It's trivial to get laws like this if you invoke one of the Four Horsemen of the Infocalypse, especially the "Think of the Children" one. Same reason why discussions of implementing Internet kill switches always focus on terrorists (and not political unrest, the only time anything like that has actually been used), and the media industry tries to tie copyright infringement to organized crime or to conflate it with counterfeiting.
I think a good rule of thumb is that if a member of the RIAA or MPAA didn't make any money from whatever you just did, they'll consider it to be infringement. They'd charge people each time they pressed a Play button if they could.
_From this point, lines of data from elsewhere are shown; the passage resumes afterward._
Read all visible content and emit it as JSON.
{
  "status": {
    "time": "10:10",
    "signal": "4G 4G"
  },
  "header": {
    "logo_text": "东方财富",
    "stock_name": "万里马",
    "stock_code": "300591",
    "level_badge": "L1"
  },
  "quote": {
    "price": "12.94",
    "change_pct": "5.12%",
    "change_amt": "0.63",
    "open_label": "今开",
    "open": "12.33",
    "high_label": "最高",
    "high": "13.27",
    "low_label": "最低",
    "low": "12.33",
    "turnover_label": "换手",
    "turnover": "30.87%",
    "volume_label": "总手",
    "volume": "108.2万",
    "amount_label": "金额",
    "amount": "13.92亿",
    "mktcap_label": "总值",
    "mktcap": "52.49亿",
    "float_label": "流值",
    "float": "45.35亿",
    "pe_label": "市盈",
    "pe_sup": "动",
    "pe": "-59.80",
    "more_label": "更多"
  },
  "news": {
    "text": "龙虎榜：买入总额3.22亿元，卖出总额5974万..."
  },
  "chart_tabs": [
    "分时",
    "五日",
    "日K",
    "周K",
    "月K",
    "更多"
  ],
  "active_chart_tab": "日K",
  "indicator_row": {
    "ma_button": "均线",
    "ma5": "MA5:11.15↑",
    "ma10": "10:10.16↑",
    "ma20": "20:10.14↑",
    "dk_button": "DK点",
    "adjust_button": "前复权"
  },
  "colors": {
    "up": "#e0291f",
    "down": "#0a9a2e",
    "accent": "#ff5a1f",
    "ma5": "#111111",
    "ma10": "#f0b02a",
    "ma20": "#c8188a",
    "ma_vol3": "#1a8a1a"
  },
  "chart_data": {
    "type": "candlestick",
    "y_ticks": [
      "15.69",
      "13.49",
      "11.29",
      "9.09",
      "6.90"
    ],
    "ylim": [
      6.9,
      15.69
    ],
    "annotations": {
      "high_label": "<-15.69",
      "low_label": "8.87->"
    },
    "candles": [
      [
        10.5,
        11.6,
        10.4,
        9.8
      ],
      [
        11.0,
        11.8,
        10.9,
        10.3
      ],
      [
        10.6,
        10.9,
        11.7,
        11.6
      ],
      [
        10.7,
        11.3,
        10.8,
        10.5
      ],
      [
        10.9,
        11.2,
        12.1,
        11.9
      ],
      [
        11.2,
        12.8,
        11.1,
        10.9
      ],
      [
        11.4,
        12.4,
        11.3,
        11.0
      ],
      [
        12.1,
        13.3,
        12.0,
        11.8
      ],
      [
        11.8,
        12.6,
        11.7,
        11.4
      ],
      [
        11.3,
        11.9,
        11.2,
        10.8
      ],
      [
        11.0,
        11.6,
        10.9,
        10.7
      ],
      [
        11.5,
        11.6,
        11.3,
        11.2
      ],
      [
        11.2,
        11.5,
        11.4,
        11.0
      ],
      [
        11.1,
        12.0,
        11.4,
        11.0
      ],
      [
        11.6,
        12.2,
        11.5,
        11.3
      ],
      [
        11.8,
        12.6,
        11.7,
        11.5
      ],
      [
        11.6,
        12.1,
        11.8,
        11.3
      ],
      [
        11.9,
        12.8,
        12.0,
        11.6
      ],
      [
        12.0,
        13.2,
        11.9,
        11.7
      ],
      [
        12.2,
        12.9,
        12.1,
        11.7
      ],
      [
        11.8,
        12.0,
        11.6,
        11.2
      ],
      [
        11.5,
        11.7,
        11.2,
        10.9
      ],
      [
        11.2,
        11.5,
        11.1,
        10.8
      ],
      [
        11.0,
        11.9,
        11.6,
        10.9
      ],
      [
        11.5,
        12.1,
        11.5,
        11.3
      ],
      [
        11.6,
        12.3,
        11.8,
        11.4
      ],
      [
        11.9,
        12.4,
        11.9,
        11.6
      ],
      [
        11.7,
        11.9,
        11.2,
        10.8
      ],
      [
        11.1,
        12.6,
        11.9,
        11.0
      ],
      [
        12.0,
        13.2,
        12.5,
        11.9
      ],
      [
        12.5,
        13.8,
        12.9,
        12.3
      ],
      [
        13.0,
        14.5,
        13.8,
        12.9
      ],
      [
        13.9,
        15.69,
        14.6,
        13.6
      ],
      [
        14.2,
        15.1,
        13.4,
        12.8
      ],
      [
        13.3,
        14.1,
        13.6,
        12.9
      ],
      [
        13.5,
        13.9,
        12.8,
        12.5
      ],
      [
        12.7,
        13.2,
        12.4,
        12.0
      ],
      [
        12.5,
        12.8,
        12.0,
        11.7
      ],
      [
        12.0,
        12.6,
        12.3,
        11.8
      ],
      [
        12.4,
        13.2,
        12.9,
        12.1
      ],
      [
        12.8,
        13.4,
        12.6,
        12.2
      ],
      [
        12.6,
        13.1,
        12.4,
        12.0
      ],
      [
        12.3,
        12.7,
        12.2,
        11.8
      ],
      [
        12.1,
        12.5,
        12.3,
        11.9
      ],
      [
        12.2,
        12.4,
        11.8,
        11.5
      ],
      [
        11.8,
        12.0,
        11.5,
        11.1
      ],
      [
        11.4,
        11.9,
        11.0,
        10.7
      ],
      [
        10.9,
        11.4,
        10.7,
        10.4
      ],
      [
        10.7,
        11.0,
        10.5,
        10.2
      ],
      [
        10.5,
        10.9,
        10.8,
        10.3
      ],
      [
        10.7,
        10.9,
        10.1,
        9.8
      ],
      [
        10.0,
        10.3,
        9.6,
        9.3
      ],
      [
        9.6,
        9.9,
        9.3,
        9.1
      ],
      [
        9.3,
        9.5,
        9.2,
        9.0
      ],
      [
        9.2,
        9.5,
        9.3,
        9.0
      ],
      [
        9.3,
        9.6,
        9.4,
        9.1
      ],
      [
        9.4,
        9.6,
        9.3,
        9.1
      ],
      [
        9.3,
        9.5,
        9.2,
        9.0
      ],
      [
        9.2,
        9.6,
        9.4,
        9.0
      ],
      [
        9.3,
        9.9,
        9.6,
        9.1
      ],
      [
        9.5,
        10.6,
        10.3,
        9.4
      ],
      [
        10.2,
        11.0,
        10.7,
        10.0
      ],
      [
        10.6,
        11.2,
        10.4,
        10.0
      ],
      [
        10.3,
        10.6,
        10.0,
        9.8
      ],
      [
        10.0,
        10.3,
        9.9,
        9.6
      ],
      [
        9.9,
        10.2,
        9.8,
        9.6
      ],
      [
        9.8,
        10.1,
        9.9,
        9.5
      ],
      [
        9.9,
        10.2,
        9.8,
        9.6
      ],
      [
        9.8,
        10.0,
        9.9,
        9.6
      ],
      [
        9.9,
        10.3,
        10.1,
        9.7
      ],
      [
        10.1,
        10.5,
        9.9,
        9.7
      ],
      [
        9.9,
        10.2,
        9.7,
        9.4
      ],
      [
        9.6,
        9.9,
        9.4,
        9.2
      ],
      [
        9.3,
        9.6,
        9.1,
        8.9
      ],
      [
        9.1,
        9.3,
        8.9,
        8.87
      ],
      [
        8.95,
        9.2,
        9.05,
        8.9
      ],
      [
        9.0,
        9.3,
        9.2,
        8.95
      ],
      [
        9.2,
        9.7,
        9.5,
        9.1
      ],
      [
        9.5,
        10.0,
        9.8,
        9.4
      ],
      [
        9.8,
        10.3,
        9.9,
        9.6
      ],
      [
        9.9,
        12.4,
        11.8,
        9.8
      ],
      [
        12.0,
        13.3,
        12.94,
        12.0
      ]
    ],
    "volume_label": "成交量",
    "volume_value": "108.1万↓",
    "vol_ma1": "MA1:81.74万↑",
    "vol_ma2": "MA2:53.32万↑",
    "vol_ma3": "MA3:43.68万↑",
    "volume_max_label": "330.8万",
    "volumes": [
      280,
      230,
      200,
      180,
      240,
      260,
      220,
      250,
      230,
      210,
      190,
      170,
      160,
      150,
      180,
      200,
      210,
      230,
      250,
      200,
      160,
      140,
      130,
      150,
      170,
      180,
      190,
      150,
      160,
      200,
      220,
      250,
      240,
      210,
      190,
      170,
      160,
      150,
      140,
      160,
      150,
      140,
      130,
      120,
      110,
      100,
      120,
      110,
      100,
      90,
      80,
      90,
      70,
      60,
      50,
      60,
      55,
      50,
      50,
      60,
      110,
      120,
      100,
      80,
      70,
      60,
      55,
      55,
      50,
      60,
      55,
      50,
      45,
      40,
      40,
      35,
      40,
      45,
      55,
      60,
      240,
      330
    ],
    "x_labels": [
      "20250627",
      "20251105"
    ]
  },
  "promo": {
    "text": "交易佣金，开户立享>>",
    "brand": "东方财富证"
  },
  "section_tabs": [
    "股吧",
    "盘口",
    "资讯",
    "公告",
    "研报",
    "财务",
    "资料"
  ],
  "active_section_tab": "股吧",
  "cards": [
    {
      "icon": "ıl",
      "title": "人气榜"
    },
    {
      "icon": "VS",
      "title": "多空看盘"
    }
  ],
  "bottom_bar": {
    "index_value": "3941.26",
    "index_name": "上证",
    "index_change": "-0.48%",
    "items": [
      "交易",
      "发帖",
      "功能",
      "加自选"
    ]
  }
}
True, they couldn't automatically update the password hash on the first success. They could keep track of all of successful logins and eventually switch over after a certain number of successes. Then again, if it was 10 successful logins to convert someone other and they goofed on the 10th, they'd be locked out. So they'd have to store both the old style hash and the new one and compare both... at a certain point it would just be easier to tell the user, "you haven't changed your password in X years, please do so now."
The standard Unix & Linux library function crypt() has always only used the first 8 letters of a password in its default implementation. If they were using this function and storing only the hashed password years ago, they'd have no way to convert them to more secure algorithms until someone changed their password. Amazon probably feels that they can't force people to change their passwords without making users nervous that the company's databases has been hacked. The easiest thing to do would have been to silently update the hashed password the next time someone logged in - after several months, all of the active accounts would have been updated.